1.00 2.00 0.50 0.20 3.5 × 10−3/0 0.13 1.00 1.45 1.00 0.50 0.50 0/1.00 0.13 8.05


Concentration of 0 corresponds to experimental conditions with Ufree or PO43−-free influent feed. bLithium (Li) and bromide (Br) were added as conservative tracers with the influent for calculation of transport parameters. cDIC is dissolved inorganic carbon.

preparation in Table S1). For column experiments, a 3.5 μM UO2(NO3)2 solution was used during the uptake of U(VI) by the sediments, and 1 mM phosphate (0.85 mM Na2HPO4· 7H2O and 0.15 mM NaH2PO4) was used for treatment of Uloaded sediments. The synthetic groundwater was stored in impermeable plastic bags (Tedlar) to minimize gas exchange with the ambient atmosphere to maintain the desired pH and dissolved inorganic carbon concentration. Batch Sorption Experiments. Batch experiments were performed with 250 g/L sediment suspensions in freshly prepared SHGW with the same compositions as indicated in Table 1 for column experiments with the exception of having a range of initial U(VI) and phosphate concentrations. The sediments were pre-equilibrated with SHGW for 48 h in order to stabilize the pH and major ion composition. After separation, the supernatant was discarded and the sediments were resuspended in fresh SHGW that also included U(VI) and phosphate. The initial U(VI) concentration ranged from 0.1 to 100 μM with phosphate concentrations of 0, 10, 100, or 1000 μM. Suspensions were shaken on an end-overend rotator for 48 h, after which samples were centrifuged and the supernatant was decanted and treated for chemical analysis. All the aliquots were filtered through 0.22 μm mixed cellulose ester (MCE) syringe filters (Fisher Scientific). The initial 2 mL of solution were discarded to minimize the effects of uranium adsorption onto the filter membranes. Reacted sediments for the samples with 100 μM initial uranium and 0, 100, or 1000 μM initial phosphate were loaded as wet pastes into polycarbonate sample holders, sealed with Kapton tape, and then heat-sealed in polyethylene bags for secondary containment. The samples were taken immediately to the Advanced Photon Source (APS) at Argonne National Laboratory for investigation of U speciation by extended X-ray absorption fine structure (EXAFS) spectroscopy. Sorption kinetics were examined with triplicate suspensions at an initial U(VI) concentration of 2.65 μM by combining 30 g of sediments with 120 mL of SHGW in polypropylene tubes (250 g/L). The U(VI) concentration was close to the influent U(VI) concentration (∼3.5 μM) used in later column experiments. Aliquots (1 mL) of the suspension were taken

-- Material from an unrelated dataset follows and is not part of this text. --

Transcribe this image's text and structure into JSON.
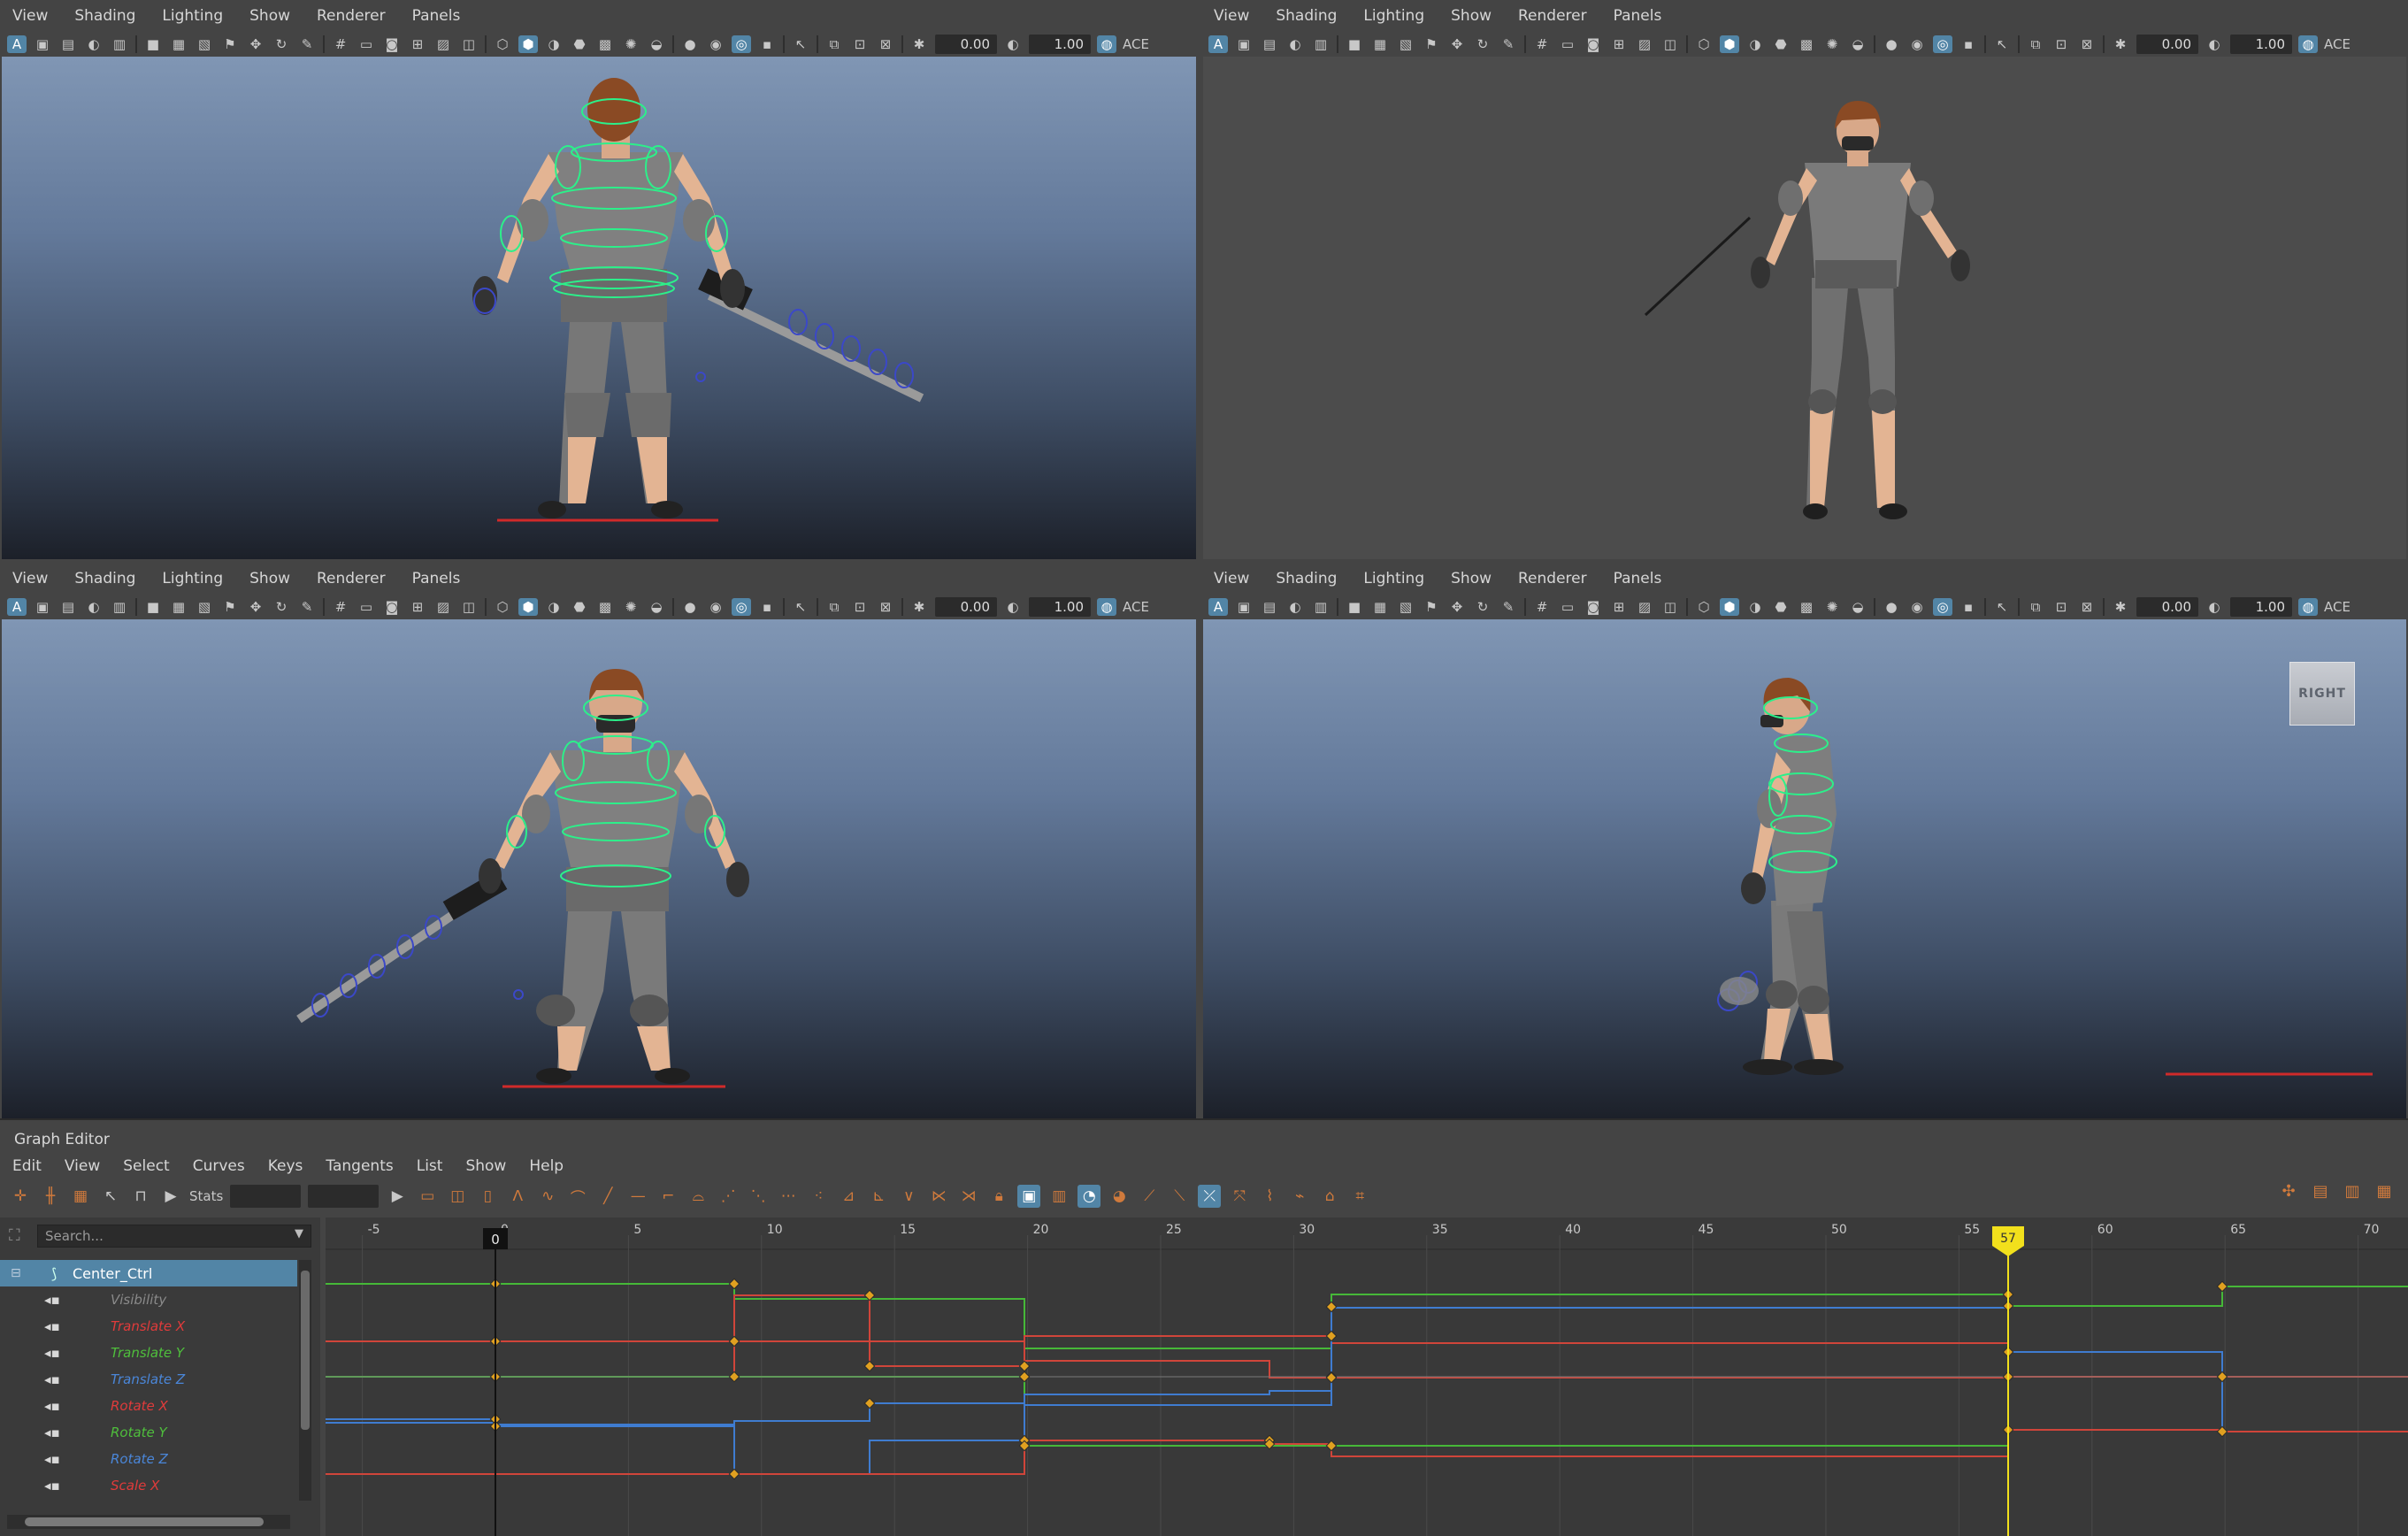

MATERIALS AND METHODS Materials. Background sediments from the Hanford Formation were collected at four depths (15 to 41 ft below ground surface) of an uncontaminated portion of the Hanford 300 Area in Washington and sieved to isolate the